I follow around 400 people on Twitter, and only a fraction of them are truly active. Nonetheless, it’s tough to keep track of everyone who interests me, and undoubtedly, I miss some interesting tweets that could also be great blogging fodder. This is hardly unique problem. Every active social media user is starting to feel crowded on Facebook, Twitter and LinkedIn, and increasing information flow only stands to make matters worse.
Twitter is adding users overseas aggressively, and Facebook is pushing forward to 450 million users, and at least of few of these new members will take to the platforms and click like crazy. This means there will be more connections, more status updates and more content for existing users to digest. And, it will impede the traditional Holy Grail of social media – developing genuine connections and dialogue.

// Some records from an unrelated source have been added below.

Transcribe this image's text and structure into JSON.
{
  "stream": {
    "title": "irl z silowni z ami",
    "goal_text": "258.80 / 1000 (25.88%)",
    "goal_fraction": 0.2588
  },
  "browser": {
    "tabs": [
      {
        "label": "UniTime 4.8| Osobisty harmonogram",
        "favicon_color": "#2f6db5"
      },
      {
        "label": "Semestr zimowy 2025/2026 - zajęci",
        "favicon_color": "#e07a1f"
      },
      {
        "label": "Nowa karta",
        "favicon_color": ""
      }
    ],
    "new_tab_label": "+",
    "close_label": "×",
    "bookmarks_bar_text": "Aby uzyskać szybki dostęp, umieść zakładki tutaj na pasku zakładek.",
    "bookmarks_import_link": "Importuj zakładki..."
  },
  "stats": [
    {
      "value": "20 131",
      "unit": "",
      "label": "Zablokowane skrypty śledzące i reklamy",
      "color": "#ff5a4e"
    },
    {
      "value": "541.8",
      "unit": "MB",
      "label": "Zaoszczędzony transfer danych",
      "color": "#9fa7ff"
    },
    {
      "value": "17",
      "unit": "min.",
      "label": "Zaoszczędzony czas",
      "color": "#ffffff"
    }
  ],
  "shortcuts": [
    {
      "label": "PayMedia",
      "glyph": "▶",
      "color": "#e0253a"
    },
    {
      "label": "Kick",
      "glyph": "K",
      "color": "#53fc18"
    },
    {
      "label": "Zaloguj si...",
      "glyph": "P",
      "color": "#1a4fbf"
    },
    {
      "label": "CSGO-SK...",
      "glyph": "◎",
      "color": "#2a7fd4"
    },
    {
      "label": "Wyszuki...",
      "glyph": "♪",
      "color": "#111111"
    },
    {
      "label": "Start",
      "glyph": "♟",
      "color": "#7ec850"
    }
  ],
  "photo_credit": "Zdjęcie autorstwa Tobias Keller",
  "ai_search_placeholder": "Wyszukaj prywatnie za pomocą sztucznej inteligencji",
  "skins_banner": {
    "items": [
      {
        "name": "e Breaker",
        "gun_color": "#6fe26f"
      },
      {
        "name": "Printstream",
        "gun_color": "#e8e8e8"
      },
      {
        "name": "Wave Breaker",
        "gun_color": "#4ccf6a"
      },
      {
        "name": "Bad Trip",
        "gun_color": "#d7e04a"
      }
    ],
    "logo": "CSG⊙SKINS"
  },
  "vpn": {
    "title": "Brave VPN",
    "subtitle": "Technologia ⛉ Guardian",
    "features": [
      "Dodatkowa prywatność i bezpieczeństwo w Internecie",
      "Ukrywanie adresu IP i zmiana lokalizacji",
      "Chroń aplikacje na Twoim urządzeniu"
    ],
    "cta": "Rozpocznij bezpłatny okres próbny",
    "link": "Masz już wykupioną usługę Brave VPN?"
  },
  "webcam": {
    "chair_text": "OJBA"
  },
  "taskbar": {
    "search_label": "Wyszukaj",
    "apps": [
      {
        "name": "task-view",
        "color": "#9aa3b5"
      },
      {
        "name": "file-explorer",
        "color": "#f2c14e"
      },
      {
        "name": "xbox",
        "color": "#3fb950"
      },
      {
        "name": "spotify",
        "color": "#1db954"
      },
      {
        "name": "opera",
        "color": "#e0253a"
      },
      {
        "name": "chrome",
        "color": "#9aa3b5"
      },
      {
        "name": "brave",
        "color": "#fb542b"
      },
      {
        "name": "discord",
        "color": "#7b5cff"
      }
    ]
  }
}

As a social media marketer in the B2B space, I’m watching these developments closely, and it’s obvious that the time for a change in attitude is upon us. The objectives of trying to forge strong bidirectional brand relationships and participating in industry- or community-wide dialogues are not as realistic as they were when Twitter had 3 million users and Facebook was creeping out from MySpace’s shadow. Today, social media communities are large. LinkedIn groups boast tens of thousands of members even in niche markets, and major brands have gained following of millions.
What’s a social media marketer to do? Go retro!
It’s the Internet All over Again
Social media communities are starting to look more like, well, the internet. You have extremely large groups forming, and to engage potential clients, it’s becoming necessary to eschew the personal in favor of mass media strategies. Successful engagement techniques in the near future will consist of a hybrid approach – blending the rich outreach features of social media platforms with the traditional segmenting and communication styles that work well when you can’t talk to every community member personally and individually.
This is an unpopular view, especially among early adopters of social media. Few want to give up the revolutionary characteristics of this movement, in which the faceless brands are forced to enter the trenches and become personal, real. This expectation, however, is equivalent to setting up a lawn chair on Columbus Circle and trying to befriend every person who walks by – during rush hour. It just won’t happen.
To turn your social media marketing investment into an ROI machine, you may need to forget the lessons of the masters and think back to the way things were. This starts with being seen.
Assume you have half a million fans or followers. There’s a good chance that each of these people is not following only you (or your company). Thus, you could be competing with hundreds or thousands of other social media users to catch the attention of each fan or follower. Your tweets, status updates and event invitations risk being consumed by a sea of the same. Differentiating yourself by quality is a great idea – as long as you can be seen: this is a retention tactic, not a way to be found.
Conventional social media wisdom, if there is such a thing, suggests that you should get personal, reach out to individuals (e.g., via @ messages on Twitter or leaving comments on individuals’ walls on Facbook). Half a million of them? I hope you have time on your hands. You could narrow the field by identifying the highest-value fan or followers you have, but again, this takes time. Personal engagement is not realistic.